▸ **DATA UNDER STUDY**
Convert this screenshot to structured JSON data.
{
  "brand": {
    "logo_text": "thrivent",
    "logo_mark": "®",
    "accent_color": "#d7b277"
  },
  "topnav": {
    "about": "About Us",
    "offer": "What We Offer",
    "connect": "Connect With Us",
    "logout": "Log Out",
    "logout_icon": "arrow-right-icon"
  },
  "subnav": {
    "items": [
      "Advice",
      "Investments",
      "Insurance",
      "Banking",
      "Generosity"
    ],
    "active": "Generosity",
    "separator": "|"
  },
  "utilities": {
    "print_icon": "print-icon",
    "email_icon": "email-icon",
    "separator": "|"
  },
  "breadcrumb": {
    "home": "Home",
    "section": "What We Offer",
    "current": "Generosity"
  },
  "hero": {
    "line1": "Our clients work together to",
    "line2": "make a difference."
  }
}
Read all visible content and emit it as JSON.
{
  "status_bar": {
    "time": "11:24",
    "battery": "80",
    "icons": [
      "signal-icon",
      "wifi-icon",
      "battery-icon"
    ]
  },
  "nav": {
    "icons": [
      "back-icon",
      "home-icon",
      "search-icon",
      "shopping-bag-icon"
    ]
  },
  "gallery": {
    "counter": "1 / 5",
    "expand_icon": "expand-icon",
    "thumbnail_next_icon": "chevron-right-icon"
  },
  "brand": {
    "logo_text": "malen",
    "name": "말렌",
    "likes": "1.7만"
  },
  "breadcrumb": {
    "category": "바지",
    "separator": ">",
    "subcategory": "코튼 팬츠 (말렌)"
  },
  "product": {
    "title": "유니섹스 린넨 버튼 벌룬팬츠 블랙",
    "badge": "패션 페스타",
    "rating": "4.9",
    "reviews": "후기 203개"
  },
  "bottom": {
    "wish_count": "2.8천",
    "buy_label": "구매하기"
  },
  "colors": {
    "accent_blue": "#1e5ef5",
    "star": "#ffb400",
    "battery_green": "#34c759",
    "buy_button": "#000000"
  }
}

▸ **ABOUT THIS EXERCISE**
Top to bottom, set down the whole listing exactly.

▸ **EXERCISE ANSWER**
Convert this screenshot to structured JSON data.
{
  "brand": {
    "logo_text": "thrivent",
    "logo_mark": "®",
    "accent_color": "#d7b277"
  },
  "topnav": {
    "about": "About Us",
    "offer": "What We Offer",
    "connect": "Connect With Us",
    "logout": "Log Out",
    "logout_icon": "arrow-right-icon"
  },
  "subnav": {
    "items": [
      "Advice",
      "Investments",
      "Insurance",
      "Banking",
      "Generosity"
    ],
    "active": "Generosity",
    "separator": "|"
  },
  "utilities": {
    "print_icon": "print-icon",
    "email_icon": "email-icon",
    "separator": "|"
  },
  "breadcrumb": {
    "home": "Home",
    "section": "What We Offer",
    "current": "Generosity"
  },
  "hero": {
    "line1": "Our clients work together to",
    "line2": "make a difference."
  }
}
Read all visible content and emit it as JSON.
{
  "status_bar": {
    "time": "11:24",
    "battery": "80",
    "icons": [
      "signal-icon",
      "wifi-icon",
      "battery-icon"
    ]
  },
  "nav": {
    "icons": [
      "back-icon",
      "home-icon",
      "search-icon",
      "shopping-bag-icon"
    ]
  },
  "gallery": {
    "counter": "1 / 5",
    "expand_icon": "expand-icon",
    "thumbnail_next_icon": "chevron-right-icon"
  },
  "brand": {
    "logo_text": "malen",
    "name": "말렌",
    "likes": "1.7만"
  },
  "breadcrumb": {
    "category": "바지",
    "separator": ">",
    "subcategory": "코튼 팬츠 (말렌)"
  },
  "product": {
    "title": "유니섹스 린넨 버튼 벌룬팬츠 블랙",
    "badge": "패션 페스타",
    "rating": "4.9",
    "reviews": "후기 203개"
  },
  "bottom": {
    "wish_count": "2.8천",
    "buy_label": "구매하기"
  },
  "colors": {
    "accent_blue": "#1e5ef5",
    "star": "#ffb400",
    "battery_green": "#34c759",
    "buy_button": "#000000"
  }
}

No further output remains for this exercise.